An avid sports fan and survivor
Hylke Sieders suffers from a spinal cord injury and shares what impact such injury has on him and his family. He would like to set up a foundation for spinal cord research and be more in touch with manufacturers to help innovate the current medical technologies for people living with a spinal cord injury. He can be reached at [email protected]
3 blogs from the author
Posted on 25.06.2014
Should healthcare be quick fixes driven?
Pressure ulcers, also known as bedsores, normally develop when an area of the body is under pressure for a relatively long time. I experienced pressure ulcers first hand when I was recovering from a spontaneous spinal cord haemorrhage in 2009. My first encounter with pressure ulcers was when I spent months on end on a wheelchair with no mobility. It was a painful journey I endured as a result of quick fixes rather than established protocol.
Hylke Sieders and the search for a more personal healthcare for SCI patients

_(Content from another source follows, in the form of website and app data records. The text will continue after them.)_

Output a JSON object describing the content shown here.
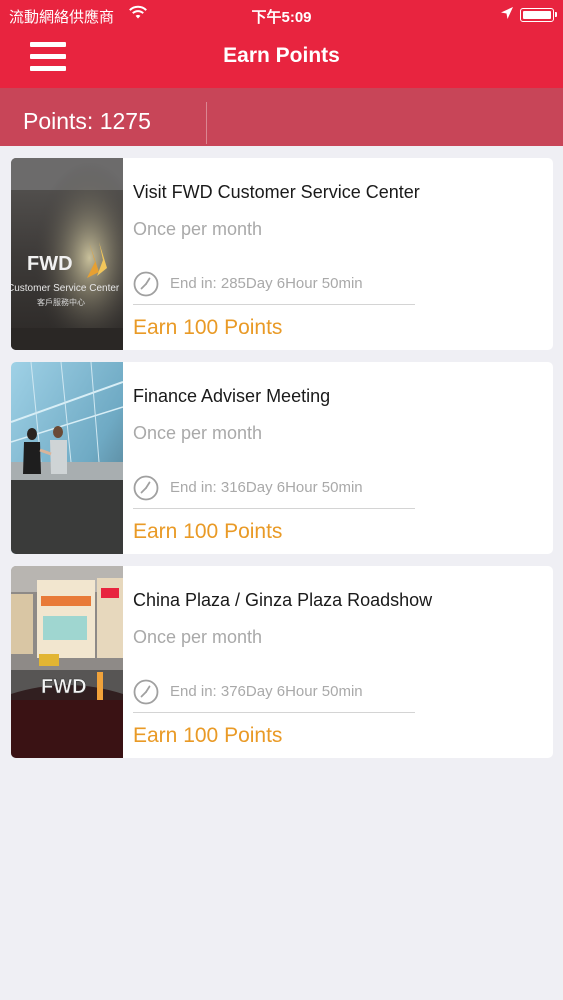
{
  "status_bar": {
    "carrier": "流動網絡供應商",
    "time": "下午5:09"
  },
  "header": {
    "title": "Earn Points"
  },
  "points": {
    "label": "Points: 1275"
  },
  "icons": {
    "menu": "menu-icon",
    "clock": "clock-icon",
    "wifi": "wifi-icon",
    "location": "location-arrow-icon",
    "battery": "battery-icon"
  },
  "colors": {
    "header": "#e8243f",
    "points_bar": "#c84558",
    "earn": "#e99a26",
    "background": "#efeff4"
  },
  "activities": [
    {
      "title": "Visit FWD Customer Service Center",
      "frequency": "Once per month",
      "end": "End in: 285Day 6Hour 50min",
      "earn": "Earn 100 Points",
      "photo_text": {
        "logo": "FWD",
        "sign": "Customer Service Center",
        "sign_cn": "客戶服務中心"
      }
    },
    {
      "title": "Finance Adviser Meeting",
      "frequency": "Once per month",
      "end": "End in: 316Day 6Hour 50min",
      "earn": "Earn 100 Points"
    },
    {
      "title": "China Plaza / Ginza Plaza Roadshow",
      "frequency": "Once per month",
      "end": "End in: 376Day 6Hour 50min",
      "earn": "Earn 100 Points",
      "photo_text": {
        "logo": "FWD"
      }
    }
  ]
}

In my article in the newsletter of last August, I told you about the standard rehabilitation support I receive as outpatient of spinal cord injury (SCI), and how I have had to work for access to more personalised treatment, which has brought to where I am today. However, be that as it may, my current state of rehabilitation remains insufficient and my search for better alternatives continues.
Boosting Personalised Medicine – A Patient Perspective

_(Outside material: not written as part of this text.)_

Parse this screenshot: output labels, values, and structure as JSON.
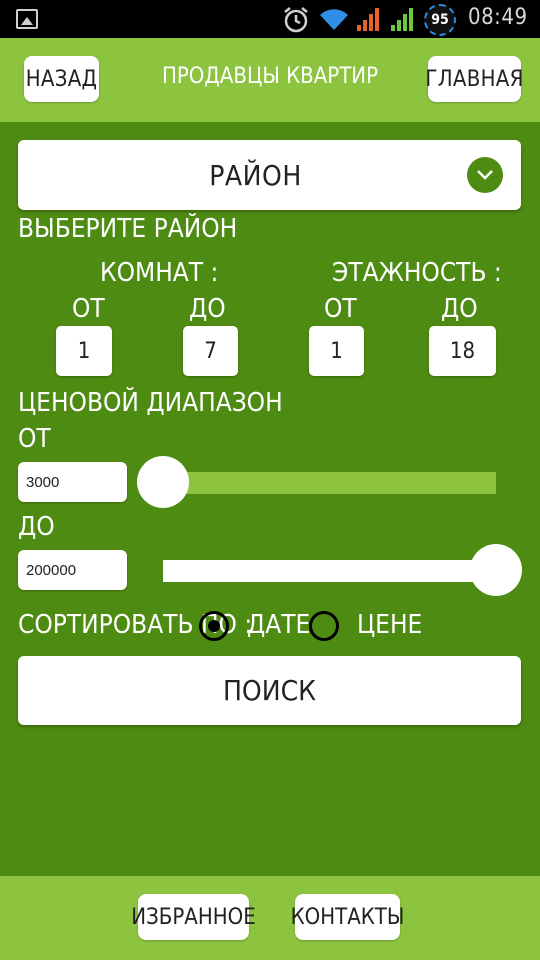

Hockey, sailing, golf, football … As an avid sports fan, I used to enjoy all those kinds of activities with great enthusiasm – until the day I became paralysed. Some of you may remember me from the European MedTech Forum in 2011 or from this video on which I told my story after I made my comeback. For those who don’t: my name is Hylke Sieders, I am 37 and suffered from a sudden spinal cord bleeding between the C2 and C3 vertebrae (in the neck) in 2009 which left me almost entirely paralysed. Almost, since I am able to stretch my arms and use 3 ½ fingers from my left hand. But I don’t have movement in the rest of my body although my legs are not completely devoid of sensation (current status C5-C6).